:: ASSIGNMENT ::
What is needed is a copy of each line in the listing below that contains "JSON".

:: TASK DATA ::
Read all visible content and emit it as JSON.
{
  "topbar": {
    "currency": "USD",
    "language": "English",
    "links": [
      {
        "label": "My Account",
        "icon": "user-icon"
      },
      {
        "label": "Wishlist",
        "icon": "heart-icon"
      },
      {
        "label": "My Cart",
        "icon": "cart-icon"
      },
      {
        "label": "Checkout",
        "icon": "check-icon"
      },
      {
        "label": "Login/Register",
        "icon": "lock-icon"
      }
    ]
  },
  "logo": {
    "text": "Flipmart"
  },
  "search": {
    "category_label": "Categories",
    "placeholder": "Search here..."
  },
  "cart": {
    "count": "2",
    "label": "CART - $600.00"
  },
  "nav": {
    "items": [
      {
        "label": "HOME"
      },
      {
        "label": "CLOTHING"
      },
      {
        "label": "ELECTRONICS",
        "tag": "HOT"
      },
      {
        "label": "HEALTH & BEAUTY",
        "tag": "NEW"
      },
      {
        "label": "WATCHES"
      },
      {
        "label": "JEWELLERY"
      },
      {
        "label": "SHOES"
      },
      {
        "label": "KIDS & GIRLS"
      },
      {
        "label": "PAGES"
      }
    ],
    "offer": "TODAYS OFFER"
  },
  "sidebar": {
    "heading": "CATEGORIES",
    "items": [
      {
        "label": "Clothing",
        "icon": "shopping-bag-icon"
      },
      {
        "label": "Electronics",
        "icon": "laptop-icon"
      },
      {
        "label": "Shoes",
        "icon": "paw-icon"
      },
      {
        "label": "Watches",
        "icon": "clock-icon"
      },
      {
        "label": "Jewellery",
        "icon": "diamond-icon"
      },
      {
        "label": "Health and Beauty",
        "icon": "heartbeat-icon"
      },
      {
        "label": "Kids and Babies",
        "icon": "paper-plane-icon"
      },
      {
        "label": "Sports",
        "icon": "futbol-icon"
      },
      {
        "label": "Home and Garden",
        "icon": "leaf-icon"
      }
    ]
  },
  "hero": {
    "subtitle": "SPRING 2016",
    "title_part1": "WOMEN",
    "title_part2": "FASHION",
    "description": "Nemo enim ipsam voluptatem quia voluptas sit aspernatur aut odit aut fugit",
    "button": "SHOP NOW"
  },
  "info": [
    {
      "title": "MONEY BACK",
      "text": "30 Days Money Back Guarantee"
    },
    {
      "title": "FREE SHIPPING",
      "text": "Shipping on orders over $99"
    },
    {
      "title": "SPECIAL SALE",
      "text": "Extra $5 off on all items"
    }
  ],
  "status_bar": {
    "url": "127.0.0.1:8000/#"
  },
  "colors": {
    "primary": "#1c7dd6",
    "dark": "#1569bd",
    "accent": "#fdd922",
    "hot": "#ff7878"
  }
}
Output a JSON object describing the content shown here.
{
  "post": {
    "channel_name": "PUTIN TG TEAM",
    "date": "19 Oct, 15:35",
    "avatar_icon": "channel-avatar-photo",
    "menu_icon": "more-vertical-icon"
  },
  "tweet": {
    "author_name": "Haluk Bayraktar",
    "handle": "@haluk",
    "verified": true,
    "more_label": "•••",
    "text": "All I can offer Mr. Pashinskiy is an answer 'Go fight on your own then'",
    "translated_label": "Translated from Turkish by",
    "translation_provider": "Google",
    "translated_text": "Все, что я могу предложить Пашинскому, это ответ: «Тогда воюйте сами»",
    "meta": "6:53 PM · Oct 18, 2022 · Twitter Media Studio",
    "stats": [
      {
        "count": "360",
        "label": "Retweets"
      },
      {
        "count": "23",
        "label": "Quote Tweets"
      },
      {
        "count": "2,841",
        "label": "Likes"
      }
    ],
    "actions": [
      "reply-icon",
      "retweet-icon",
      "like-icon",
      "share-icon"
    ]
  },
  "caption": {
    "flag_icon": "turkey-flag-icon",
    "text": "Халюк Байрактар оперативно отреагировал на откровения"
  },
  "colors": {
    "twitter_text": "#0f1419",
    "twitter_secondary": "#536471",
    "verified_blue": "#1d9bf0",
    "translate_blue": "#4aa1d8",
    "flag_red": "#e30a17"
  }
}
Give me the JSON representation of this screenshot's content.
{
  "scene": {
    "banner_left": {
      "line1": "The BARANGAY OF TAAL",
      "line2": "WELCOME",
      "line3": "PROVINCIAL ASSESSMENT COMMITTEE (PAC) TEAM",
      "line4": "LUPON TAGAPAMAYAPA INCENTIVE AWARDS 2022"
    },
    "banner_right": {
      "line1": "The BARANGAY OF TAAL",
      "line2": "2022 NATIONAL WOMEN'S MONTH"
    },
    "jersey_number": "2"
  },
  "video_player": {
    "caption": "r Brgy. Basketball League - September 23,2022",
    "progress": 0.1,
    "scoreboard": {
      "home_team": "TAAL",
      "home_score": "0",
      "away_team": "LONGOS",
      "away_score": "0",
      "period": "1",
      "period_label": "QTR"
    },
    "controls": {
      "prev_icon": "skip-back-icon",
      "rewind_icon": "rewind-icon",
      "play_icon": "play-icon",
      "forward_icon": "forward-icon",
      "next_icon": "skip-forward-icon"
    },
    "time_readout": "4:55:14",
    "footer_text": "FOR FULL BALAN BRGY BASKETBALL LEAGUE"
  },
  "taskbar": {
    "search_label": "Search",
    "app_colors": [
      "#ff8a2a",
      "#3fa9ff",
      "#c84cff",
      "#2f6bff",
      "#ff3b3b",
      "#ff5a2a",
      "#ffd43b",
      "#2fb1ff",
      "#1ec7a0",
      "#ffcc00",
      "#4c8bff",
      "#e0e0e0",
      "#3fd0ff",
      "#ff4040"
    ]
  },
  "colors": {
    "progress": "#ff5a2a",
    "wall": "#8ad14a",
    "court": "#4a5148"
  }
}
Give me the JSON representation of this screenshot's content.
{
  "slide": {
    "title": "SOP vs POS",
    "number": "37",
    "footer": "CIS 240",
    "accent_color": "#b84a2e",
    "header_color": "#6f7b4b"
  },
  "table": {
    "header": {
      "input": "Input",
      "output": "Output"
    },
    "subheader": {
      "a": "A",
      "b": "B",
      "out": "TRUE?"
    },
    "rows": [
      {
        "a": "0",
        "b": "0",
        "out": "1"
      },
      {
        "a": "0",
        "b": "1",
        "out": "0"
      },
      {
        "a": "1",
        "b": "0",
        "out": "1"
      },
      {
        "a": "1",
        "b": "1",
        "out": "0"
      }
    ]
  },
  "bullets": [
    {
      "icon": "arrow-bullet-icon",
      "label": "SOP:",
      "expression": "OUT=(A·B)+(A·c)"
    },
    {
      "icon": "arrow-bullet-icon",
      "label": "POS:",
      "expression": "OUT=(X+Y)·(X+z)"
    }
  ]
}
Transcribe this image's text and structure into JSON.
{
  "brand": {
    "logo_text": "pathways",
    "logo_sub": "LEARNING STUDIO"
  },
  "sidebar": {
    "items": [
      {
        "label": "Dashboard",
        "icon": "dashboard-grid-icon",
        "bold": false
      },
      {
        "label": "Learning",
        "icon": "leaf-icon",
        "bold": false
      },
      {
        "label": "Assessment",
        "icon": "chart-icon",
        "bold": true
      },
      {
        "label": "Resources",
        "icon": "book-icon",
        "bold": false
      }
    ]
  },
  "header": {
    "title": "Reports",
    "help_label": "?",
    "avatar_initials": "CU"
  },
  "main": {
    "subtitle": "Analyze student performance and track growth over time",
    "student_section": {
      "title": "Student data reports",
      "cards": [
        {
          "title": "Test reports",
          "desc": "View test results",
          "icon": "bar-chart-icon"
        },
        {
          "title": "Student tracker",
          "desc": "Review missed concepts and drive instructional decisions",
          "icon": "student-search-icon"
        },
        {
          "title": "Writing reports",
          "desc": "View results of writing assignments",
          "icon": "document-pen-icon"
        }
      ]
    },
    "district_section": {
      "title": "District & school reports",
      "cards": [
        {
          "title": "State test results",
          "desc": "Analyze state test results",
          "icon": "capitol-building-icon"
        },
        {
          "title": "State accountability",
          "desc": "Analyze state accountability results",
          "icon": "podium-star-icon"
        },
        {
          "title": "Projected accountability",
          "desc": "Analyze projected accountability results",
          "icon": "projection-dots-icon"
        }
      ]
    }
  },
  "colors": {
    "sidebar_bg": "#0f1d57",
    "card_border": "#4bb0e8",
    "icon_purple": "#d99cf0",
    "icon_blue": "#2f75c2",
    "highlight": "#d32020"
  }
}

:: WRITTEN RESPONSE ::
Read all visible content and emit it as JSON.
Output a JSON object describing the content shown here.
Give me the JSON representation of this screenshot's content.
Give me the JSON representation of this screenshot's content.
Transcribe this image's text and structure into JSON.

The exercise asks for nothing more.